In 2017, when the media began reporting on widespread sexual harassment and assault by powerful male entertainment figures, many people were heartened. The conventional wisdom was that bringing the issue to light and punishing those responsible would have a deterrent effect.

What was unexpected however was the backlash.

Men became more reluctant to hire attractive women, avoided one-on-one meetings with female colleagues and were more likely to exclude women from social interactions.

Harvard Business Review looks at the fallout from the #MeToo movement in the workplace.

Research shows a number of men avoid one-on-one meetings with female colleagues following the #MeToo movement. Photo / 123RF
Research shows a number of men avoid one-on-one meetings with female colleagues following the #MeToo movement. Photo / 123RF

What Spy? Kremlin mocks aide recruited by CIA as a boozy nobody

He drank too much, abandoned his sick, aged mother and — most important of all for Russia in its own account of the man portrayed in the United States as a highly valued spy burrowed deep into the Kremlin — he had no contact whatsoever with President Vladimir Putin.

Just hours after The New York Times and other US news outlets this week detailed how an unnamed Russian informant helped the CIA conclude that Putin ordered and orchestrated a campaign of interference in the 2016 US election, Russia fired up its propaganda machine to provide an entirely different picture of the same man, who the state-controlled news media identified as Oleg Smolenkov.

The New York Times looks at the conflicting reports on the American spy.

• Also read: CIA informant extracted from Russia had sent secrets to US for decades

The Kremlin. Whether a former Kremlin official turned informant was as valuable as Americans describe him or as derelict as the Russians claim is a question of paramount importance. Photo / 123RF
The Kremlin. Whether a former Kremlin official turned informant was as valuable as Americans describe him or as derelict as the Russians claim is a question of paramount importance. Photo / 123RF

She's a Hong Kong protester. Her husband is a cop. It's complicated

As weeks of protests have transformed Hong Kong into a battleground between demonstrators and police, few families have felt the polarising effects more than that of a young woman named Sunny.

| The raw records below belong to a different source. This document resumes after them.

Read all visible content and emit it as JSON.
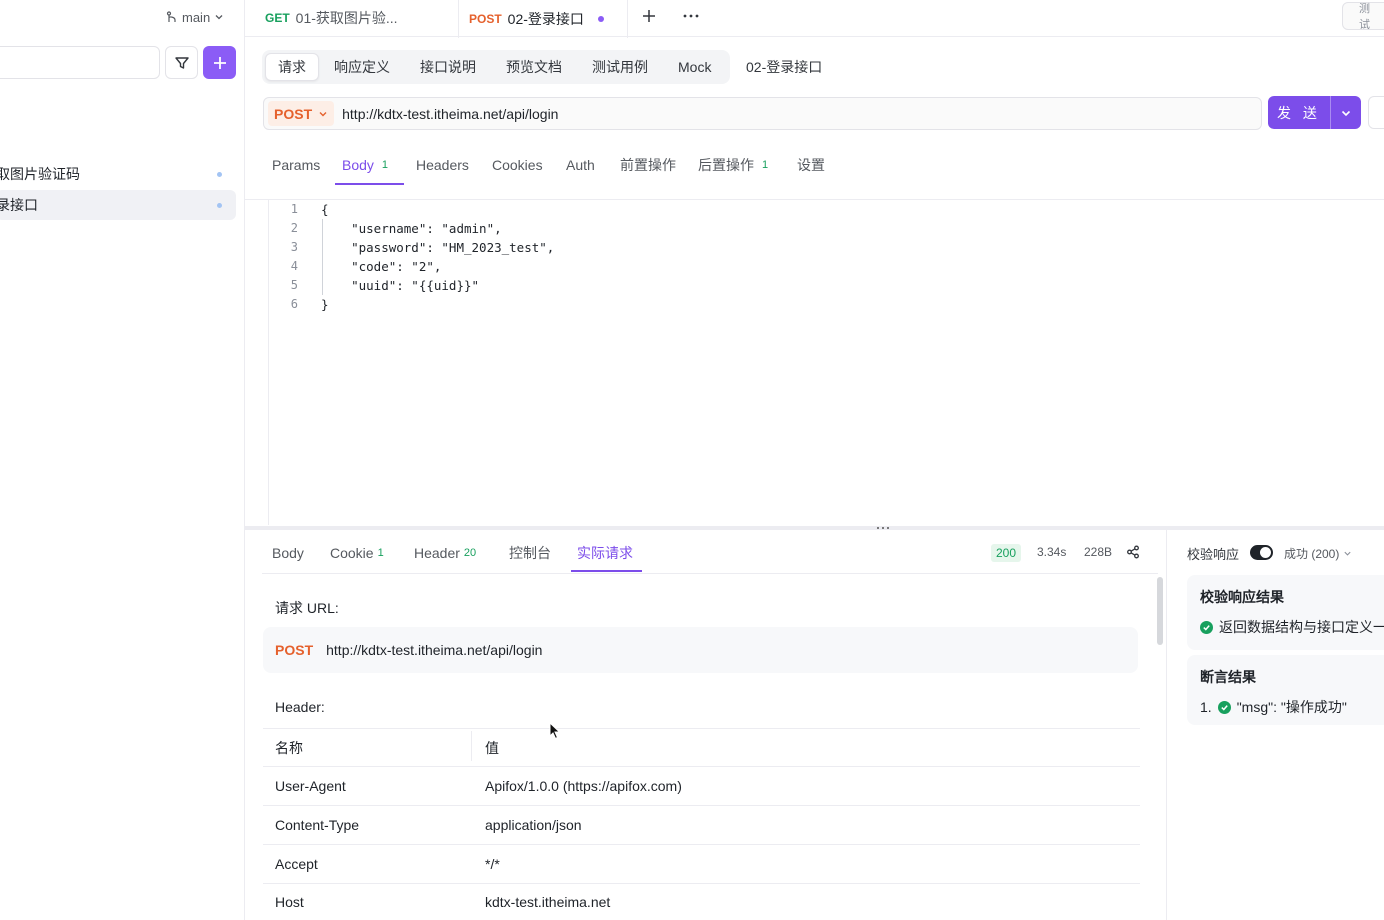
{
  "sidebar": {
    "branch": "main",
    "items": [
      {
        "label": "取图片验证码"
      },
      {
        "label": "录接口"
      }
    ]
  },
  "tabs": [
    {
      "method": "GET",
      "label": "01-获取图片验..."
    },
    {
      "method": "POST",
      "label": "02-登录接口"
    }
  ],
  "top_right_badge": "测 试",
  "subtabs": [
    "请求",
    "响应定义",
    "接口说明",
    "预览文档",
    "测试用例",
    "Mock"
  ],
  "api_name": "02-登录接口",
  "request": {
    "method": "POST",
    "url": "http://kdtx-test.itheima.net/api/login",
    "send_label": "发 送"
  },
  "param_tabs": [
    {
      "label": "Params",
      "count": ""
    },
    {
      "label": "Body",
      "count": "1"
    },
    {
      "label": "Headers",
      "count": ""
    },
    {
      "label": "Cookies",
      "count": ""
    },
    {
      "label": "Auth",
      "count": ""
    },
    {
      "label": "前置操作",
      "count": ""
    },
    {
      "label": "后置操作",
      "count": "1"
    },
    {
      "label": "设置",
      "count": ""
    }
  ],
  "body_code": [
    {
      "n": "1",
      "text": "{"
    },
    {
      "n": "2",
      "text": "    \"username\": \"admin\","
    },
    {
      "n": "3",
      "text": "    \"password\": \"HM_2023_test\","
    },
    {
      "n": "4",
      "text": "    \"code\": \"2\","
    },
    {
      "n": "5",
      "text": "    \"uuid\": \"{{uid}}\""
    },
    {
      "n": "6",
      "text": "}"
    }
  ],
  "response_tabs": [
    {
      "label": "Body",
      "count": ""
    },
    {
      "label": "Cookie",
      "count": "1"
    },
    {
      "label": "Header",
      "count": "20"
    },
    {
      "label": "控制台",
      "count": ""
    },
    {
      "label": "实际请求",
      "count": ""
    }
  ],
  "response_meta": {
    "status": "200",
    "time": "3.34s",
    "size": "228B"
  },
  "actual_request": {
    "url_label": "请求 URL:",
    "method": "POST",
    "url": "http://kdtx-test.itheima.net/api/login",
    "header_label": "Header:",
    "columns": [
      "名称",
      "值"
    ],
    "headers": [
      {
        "name": "User-Agent",
        "value": "Apifox/1.0.0 (https://apifox.com)"
      },
      {
        "name": "Content-Type",
        "value": "application/json"
      },
      {
        "name": "Accept",
        "value": "*/*"
      },
      {
        "name": "Host",
        "value": "kdtx-test.itheima.net"
      }
    ]
  },
  "validation": {
    "title": "校验响应",
    "status_option": "成功 (200)",
    "result_title": "校验响应结果",
    "result_text": "返回数据结构与接口定义一",
    "assert_title": "断言结果",
    "assert_index": "1.",
    "assert_text": "\"msg\": \"操作成功\""
  },
  "colors": {
    "accent": "#7c4dea",
    "post": "#e5612d",
    "get": "#18a05e",
    "success": "#18a05e"
  }
}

Sunny, 26, is a protester who takes to the streets to denounce what she regards as the oppressive policies of the central government in Beijing. Her husband is a low-ranking police officer, working 12-hour nightly shifts to confront the demonstrations his wife supports.

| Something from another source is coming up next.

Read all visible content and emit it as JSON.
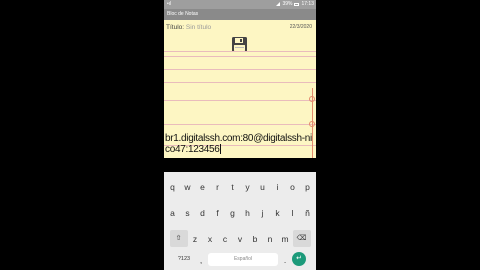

The New York Times looks at how the protests have driven a wedge into the homes of some in Hong Kong.

Sunny, a protester whose husband is a police officer in Hong Kong, has been taking to the streets to protest. Photo / Lam Yik Fei, The New York Times
Sunny, a protester whose husband is a police officer in Hong Kong, has been taking to the streets to protest. Photo / Lam Yik Fei, The New York Times

The work diary of Google's 'security princess'

Parisa Tabriz used to be a hacker. Now she is a princess.

Tabriz, 36, is a director of engineering at Google, where she oversees its Chrome web browser and a team of security investigators called Project Zero. Several years ago, when Google required her to get business cards, she picked the title "security princess" because it seemed less boring than "information security engineer," her actual title at the time.

Tabriz breaks down her work week for The New York Times and we learn that when you oversee a web browser used by a billion people, you eat a lot of cereal for dinner.

Parisa Tabriz, director of engineering for Google, at the company's headquarters in Mountain View, California. Photo / Peter Prato, The New York Times
Parisa Tabriz, director of engineering for Google, at the company's headquarters in Mountain View, California. Photo / Peter Prato, The New York Times

'I don't sing. I don't dance': Why Tina Turner is having the time of her life

Tina Turner is 79 years old. She has been retired for 10 years. She has a Swiss chateau and a Broadway musical about her life. And she is basking in all of the nothing she has to do.

"I was just tired of singing and making everybody happy," Turner said.

Amanda Hess of The New York Times sits down with the star.

"I don't sing. I don't dance. I don't dress up," said Turner. Photo / Charlie Gates, The New York Times